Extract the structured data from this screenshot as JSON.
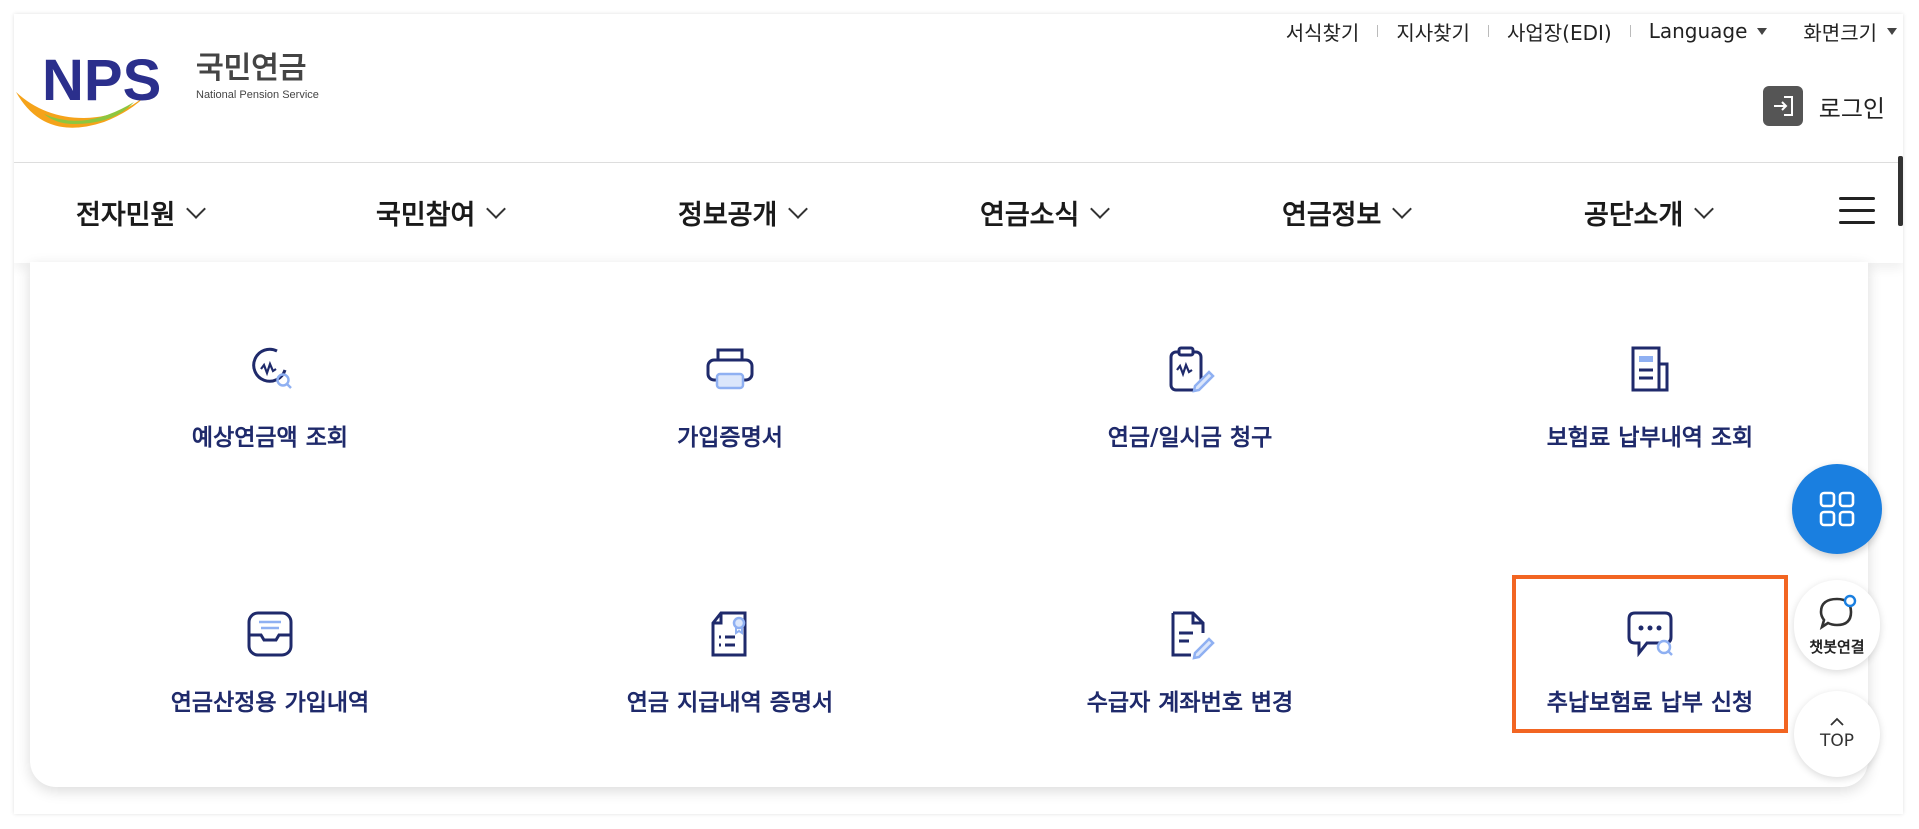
{
  "logo": {
    "letters": "NPS",
    "korean_name": "국민연금",
    "english_name": "National Pension Service"
  },
  "utility": {
    "items": [
      {
        "label": "서식찾기"
      },
      {
        "label": "지사찾기"
      },
      {
        "label": "사업장(EDI)"
      },
      {
        "label": "Language"
      },
      {
        "label": "화면크기"
      }
    ]
  },
  "login": {
    "label": "로그인",
    "icon": "login-icon"
  },
  "nav": {
    "items": [
      {
        "label": "전자민원"
      },
      {
        "label": "국민참여"
      },
      {
        "label": "정보공개"
      },
      {
        "label": "연금소식"
      },
      {
        "label": "연금정보"
      },
      {
        "label": "공단소개"
      }
    ]
  },
  "menu": {
    "tiles": [
      {
        "label": "예상연금액 조회",
        "icon": "pension-search-icon"
      },
      {
        "label": "가입증명서",
        "icon": "printer-icon"
      },
      {
        "label": "연금/일시금 청구",
        "icon": "clipboard-edit-icon"
      },
      {
        "label": "보험료 납부내역 조회",
        "icon": "document-icon"
      },
      {
        "label": "연금산정용 가입내역",
        "icon": "inbox-icon"
      },
      {
        "label": "연금 지급내역 증명서",
        "icon": "certificate-icon"
      },
      {
        "label": "수급자 계좌번호 변경",
        "icon": "document-edit-icon"
      },
      {
        "label": "추납보험료 납부 신청",
        "icon": "chat-search-icon"
      }
    ]
  },
  "floating": {
    "menu_icon": "grid-icon",
    "chatbot_label": "챗봇연결",
    "top_label": "TOP"
  },
  "colors": {
    "brand_navy": "#1f2a6b",
    "accent_blue": "#1a7fe0",
    "highlight": "#f26522"
  }
}
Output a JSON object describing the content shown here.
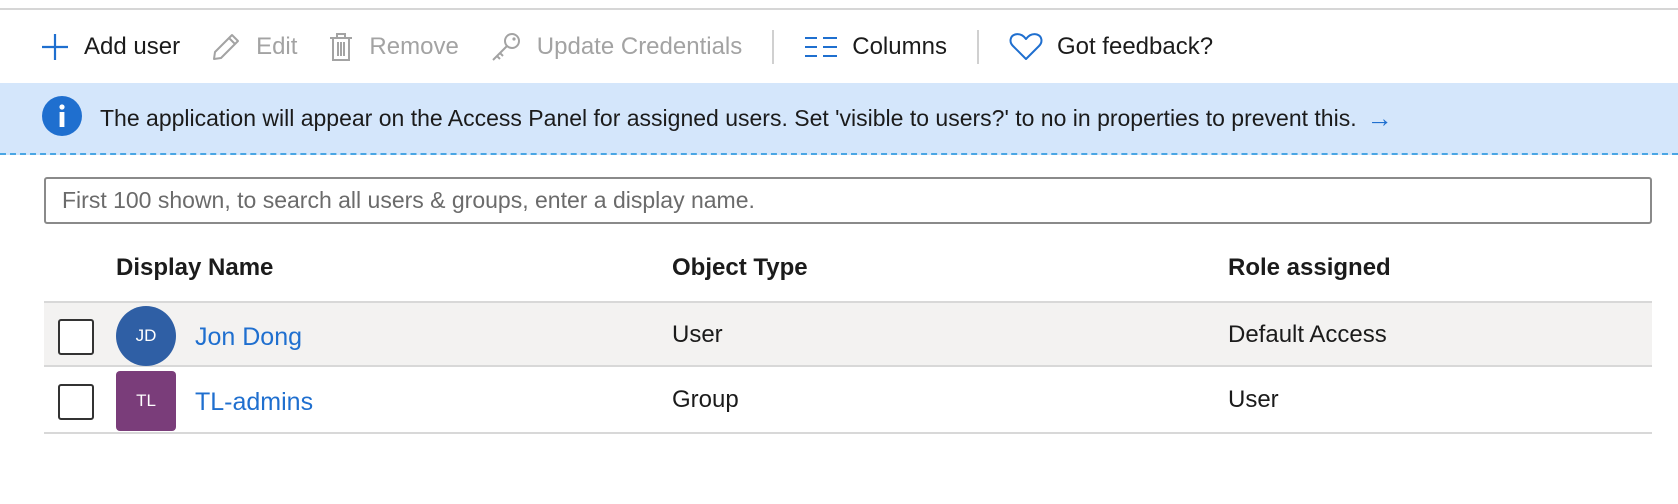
{
  "toolbar": {
    "add_user": "Add user",
    "edit": "Edit",
    "remove": "Remove",
    "update_credentials": "Update Credentials",
    "columns": "Columns",
    "feedback": "Got feedback?"
  },
  "icons": {
    "add": "plus-icon",
    "edit": "pencil-icon",
    "remove": "trash-icon",
    "credentials": "key-icon",
    "columns": "columns-icon",
    "feedback": "heart-icon",
    "info": "info-icon",
    "arrow": "arrow-right-icon"
  },
  "banner": {
    "message": "The application will appear on the Access Panel for assigned users. Set 'visible to users?' to no in properties to prevent this.",
    "arrow": "→"
  },
  "search": {
    "placeholder": "First 100 shown, to search all users & groups, enter a display name.",
    "value": ""
  },
  "table": {
    "headers": [
      "Display Name",
      "Object Type",
      "Role assigned"
    ],
    "rows": [
      {
        "initials": "JD",
        "name": "Jon Dong",
        "type": "User",
        "role": "Default Access",
        "avatar_color": "#2f5fa5"
      },
      {
        "initials": "TL",
        "name": "TL-admins",
        "type": "Group",
        "role": "User",
        "avatar_color": "#7a3d7a"
      }
    ]
  },
  "colors": {
    "accent": "#1f6fcf",
    "banner_bg": "#d4e6fb",
    "disabled_text": "#a3a3a3"
  }
}
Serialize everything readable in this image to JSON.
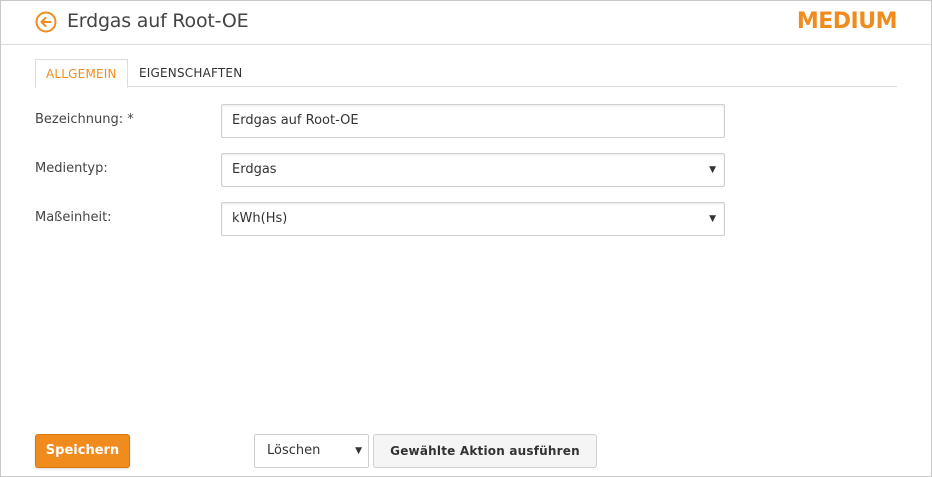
{
  "header": {
    "title": "Erdgas auf Root-OE",
    "brand": "MEDIUM",
    "back_icon": "arrow-left-circle-icon",
    "accent_color": "#f08c1e"
  },
  "tabs": [
    {
      "label": "ALLGEMEIN",
      "active": true
    },
    {
      "label": "EIGENSCHAFTEN",
      "active": false
    }
  ],
  "form": {
    "bezeichnung": {
      "label": "Bezeichnung: *",
      "value": "Erdgas auf Root-OE"
    },
    "medientyp": {
      "label": "Medientyp:",
      "value": "Erdgas"
    },
    "masseinheit": {
      "label": "Maßeinheit:",
      "value": "kWh(Hs)"
    }
  },
  "footer": {
    "save_label": "Speichern",
    "action_select_value": "Löschen",
    "apply_label": "Gewählte Aktion ausführen"
  },
  "icons": {
    "caret": "▼"
  }
}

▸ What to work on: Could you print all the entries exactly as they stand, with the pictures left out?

▸ Exercise answer:
Extract the structured data from this screenshot as JSON.
{
  "logo": {
    "letters": "NPS",
    "korean_name": "국민연금",
    "english_name": "National Pension Service"
  },
  "utility": {
    "items": [
      {
        "label": "서식찾기"
      },
      {
        "label": "지사찾기"
      },
      {
        "label": "사업장(EDI)"
      },
      {
        "label": "Language"
      },
      {
        "label": "화면크기"
      }
    ]
  },
  "login": {
    "label": "로그인",
    "icon": "login-icon"
  },
  "nav": {
    "items": [
      {
        "label": "전자민원"
      },
      {
        "label": "국민참여"
      },
      {
        "label": "정보공개"
      },
      {
        "label": "연금소식"
      },
      {
        "label": "연금정보"
      },
      {
        "label": "공단소개"
      }
    ]
  },
  "menu": {
    "tiles": [
      {
        "label": "예상연금액 조회",
        "icon": "pension-search-icon"
      },
      {
        "label": "가입증명서",
        "icon": "printer-icon"
      },
      {
        "label": "연금/일시금 청구",
        "icon": "clipboard-edit-icon"
      },
      {
        "label": "보험료 납부내역 조회",
        "icon": "document-icon"
      },
      {
        "label": "연금산정용 가입내역",
        "icon": "inbox-icon"
      },
      {
        "label": "연금 지급내역 증명서",
        "icon": "certificate-icon"
      },
      {
        "label": "수급자 계좌번호 변경",
        "icon": "document-edit-icon"
      },
      {
        "label": "추납보험료 납부 신청",
        "icon": "chat-search-icon"
      }
    ]
  },
  "floating": {
    "menu_icon": "grid-icon",
    "chatbot_label": "챗봇연결",
    "top_label": "TOP"
  },
  "colors": {
    "brand_navy": "#1f2a6b",
    "accent_blue": "#1a7fe0",
    "highlight": "#f26522"
  }
}
Output a JSON object describing the content shown here.
{
  "toolbar": {
    "add_user": "Add user",
    "edit": "Edit",
    "remove": "Remove",
    "update_credentials": "Update Credentials",
    "columns": "Columns",
    "feedback": "Got feedback?"
  },
  "icons": {
    "add": "plus-icon",
    "edit": "pencil-icon",
    "remove": "trash-icon",
    "credentials": "key-icon",
    "columns": "columns-icon",
    "feedback": "heart-icon",
    "info": "info-icon",
    "arrow": "arrow-right-icon"
  },
  "banner": {
    "message": "The application will appear on the Access Panel for assigned users. Set 'visible to users?' to no in properties to prevent this.",
    "arrow": "→"
  },
  "search": {
    "placeholder": "First 100 shown, to search all users & groups, enter a display name.",
    "value": ""
  },
  "table": {
    "headers": [
      "Display Name",
      "Object Type",
      "Role assigned"
    ],
    "rows": [
      {
        "initials": "JD",
        "name": "Jon Dong",
        "type": "User",
        "role": "Default Access",
        "avatar_color": "#2f5fa5"
      },
      {
        "initials": "TL",
        "name": "TL-admins",
        "type": "Group",
        "role": "User",
        "avatar_color": "#7a3d7a"
      }
    ]
  },
  "colors": {
    "accent": "#1f6fcf",
    "banner_bg": "#d4e6fb",
    "disabled_text": "#a3a3a3"
  }
}
Serialize everything readable in this image to JSON.
{
  "header": {
    "title": "Erdgas auf Root-OE",
    "brand": "MEDIUM",
    "back_icon": "arrow-left-circle-icon",
    "accent_color": "#f08c1e"
  },
  "tabs": [
    {
      "label": "ALLGEMEIN",
      "active": true
    },
    {
      "label": "EIGENSCHAFTEN",
      "active": false
    }
  ],
  "form": {
    "bezeichnung": {
      "label": "Bezeichnung: *",
      "value": "Erdgas auf Root-OE"
    },
    "medientyp": {
      "label": "Medientyp:",
      "value": "Erdgas"
    },
    "masseinheit": {
      "label": "Maßeinheit:",
      "value": "kWh(Hs)"
    }
  },
  "footer": {
    "save_label": "Speichern",
    "action_select_value": "Löschen",
    "apply_label": "Gewählte Aktion ausführen"
  },
  "icons": {
    "caret": "▼"
  }
}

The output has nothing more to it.